§ Task statement:
Your answer is one number: the count of lines below that hold the word "mailaccounts".
══ Given information
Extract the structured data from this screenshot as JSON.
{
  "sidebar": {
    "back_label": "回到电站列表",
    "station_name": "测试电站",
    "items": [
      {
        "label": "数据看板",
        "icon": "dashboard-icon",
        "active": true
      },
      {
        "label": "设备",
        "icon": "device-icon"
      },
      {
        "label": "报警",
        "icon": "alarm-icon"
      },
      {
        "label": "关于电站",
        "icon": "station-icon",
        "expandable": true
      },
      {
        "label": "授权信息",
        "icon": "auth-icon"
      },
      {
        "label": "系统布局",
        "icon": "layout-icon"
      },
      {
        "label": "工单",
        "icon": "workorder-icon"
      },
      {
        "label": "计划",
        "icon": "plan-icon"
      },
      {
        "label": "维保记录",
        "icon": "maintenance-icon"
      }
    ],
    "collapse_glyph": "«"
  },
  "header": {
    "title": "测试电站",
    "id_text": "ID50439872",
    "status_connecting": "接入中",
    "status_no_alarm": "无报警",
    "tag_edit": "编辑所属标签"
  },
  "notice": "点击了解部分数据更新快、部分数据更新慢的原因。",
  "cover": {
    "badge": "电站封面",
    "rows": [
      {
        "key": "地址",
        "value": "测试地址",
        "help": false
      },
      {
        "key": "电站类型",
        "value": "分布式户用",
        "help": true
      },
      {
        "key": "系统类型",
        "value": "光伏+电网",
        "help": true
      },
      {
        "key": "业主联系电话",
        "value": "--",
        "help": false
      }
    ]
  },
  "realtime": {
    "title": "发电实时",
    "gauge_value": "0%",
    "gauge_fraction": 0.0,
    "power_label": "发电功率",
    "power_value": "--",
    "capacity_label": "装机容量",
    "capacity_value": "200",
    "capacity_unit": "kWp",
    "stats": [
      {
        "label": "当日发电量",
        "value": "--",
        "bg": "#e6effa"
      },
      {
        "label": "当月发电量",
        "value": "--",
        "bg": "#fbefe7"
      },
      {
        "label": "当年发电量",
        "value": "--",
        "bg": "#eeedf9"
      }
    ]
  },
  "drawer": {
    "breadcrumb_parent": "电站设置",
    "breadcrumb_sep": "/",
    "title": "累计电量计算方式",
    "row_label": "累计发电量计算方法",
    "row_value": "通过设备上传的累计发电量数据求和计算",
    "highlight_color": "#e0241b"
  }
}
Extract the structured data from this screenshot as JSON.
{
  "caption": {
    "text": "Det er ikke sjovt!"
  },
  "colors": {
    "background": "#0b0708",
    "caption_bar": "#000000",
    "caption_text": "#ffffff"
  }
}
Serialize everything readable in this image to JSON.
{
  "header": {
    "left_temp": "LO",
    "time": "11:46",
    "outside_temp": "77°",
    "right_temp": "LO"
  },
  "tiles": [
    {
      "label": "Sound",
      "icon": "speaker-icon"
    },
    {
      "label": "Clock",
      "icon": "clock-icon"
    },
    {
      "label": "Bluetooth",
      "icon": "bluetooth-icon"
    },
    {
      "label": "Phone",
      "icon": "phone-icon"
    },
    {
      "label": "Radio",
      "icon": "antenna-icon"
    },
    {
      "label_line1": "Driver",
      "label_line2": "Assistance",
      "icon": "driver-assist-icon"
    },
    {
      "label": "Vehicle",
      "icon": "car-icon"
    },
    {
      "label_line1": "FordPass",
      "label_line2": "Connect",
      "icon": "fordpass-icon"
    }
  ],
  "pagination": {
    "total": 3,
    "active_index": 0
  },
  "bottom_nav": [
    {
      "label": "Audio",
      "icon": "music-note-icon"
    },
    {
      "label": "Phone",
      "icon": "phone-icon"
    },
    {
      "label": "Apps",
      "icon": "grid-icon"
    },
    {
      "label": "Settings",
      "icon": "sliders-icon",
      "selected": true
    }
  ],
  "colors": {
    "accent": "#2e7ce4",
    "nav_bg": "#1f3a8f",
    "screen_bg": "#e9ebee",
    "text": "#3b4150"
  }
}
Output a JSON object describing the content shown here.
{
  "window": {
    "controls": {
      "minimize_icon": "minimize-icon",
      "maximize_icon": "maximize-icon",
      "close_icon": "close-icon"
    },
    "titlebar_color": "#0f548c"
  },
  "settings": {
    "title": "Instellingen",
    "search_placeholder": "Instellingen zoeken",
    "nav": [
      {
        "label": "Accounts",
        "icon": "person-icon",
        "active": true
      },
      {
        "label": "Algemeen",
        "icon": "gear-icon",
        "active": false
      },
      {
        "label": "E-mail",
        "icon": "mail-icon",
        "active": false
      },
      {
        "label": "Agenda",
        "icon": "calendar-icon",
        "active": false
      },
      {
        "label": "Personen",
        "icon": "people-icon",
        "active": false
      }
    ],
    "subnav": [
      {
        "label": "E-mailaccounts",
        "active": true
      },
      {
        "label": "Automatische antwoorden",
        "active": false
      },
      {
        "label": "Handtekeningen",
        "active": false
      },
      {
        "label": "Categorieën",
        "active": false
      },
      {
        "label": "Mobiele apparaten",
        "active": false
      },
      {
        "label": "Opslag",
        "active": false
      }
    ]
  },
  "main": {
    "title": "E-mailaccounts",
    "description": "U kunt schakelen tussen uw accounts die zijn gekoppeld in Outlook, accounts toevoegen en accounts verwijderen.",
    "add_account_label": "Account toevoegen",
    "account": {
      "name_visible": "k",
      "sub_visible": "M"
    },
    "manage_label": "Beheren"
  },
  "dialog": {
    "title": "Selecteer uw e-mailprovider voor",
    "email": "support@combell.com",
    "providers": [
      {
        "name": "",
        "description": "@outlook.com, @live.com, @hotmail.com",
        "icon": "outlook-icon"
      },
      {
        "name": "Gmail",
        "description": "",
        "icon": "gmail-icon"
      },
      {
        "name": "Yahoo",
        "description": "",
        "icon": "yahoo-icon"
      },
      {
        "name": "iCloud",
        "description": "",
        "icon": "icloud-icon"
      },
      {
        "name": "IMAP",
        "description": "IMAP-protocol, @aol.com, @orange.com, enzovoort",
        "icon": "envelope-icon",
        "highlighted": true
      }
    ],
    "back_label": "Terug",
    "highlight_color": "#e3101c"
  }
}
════
§ Answer for the task:
2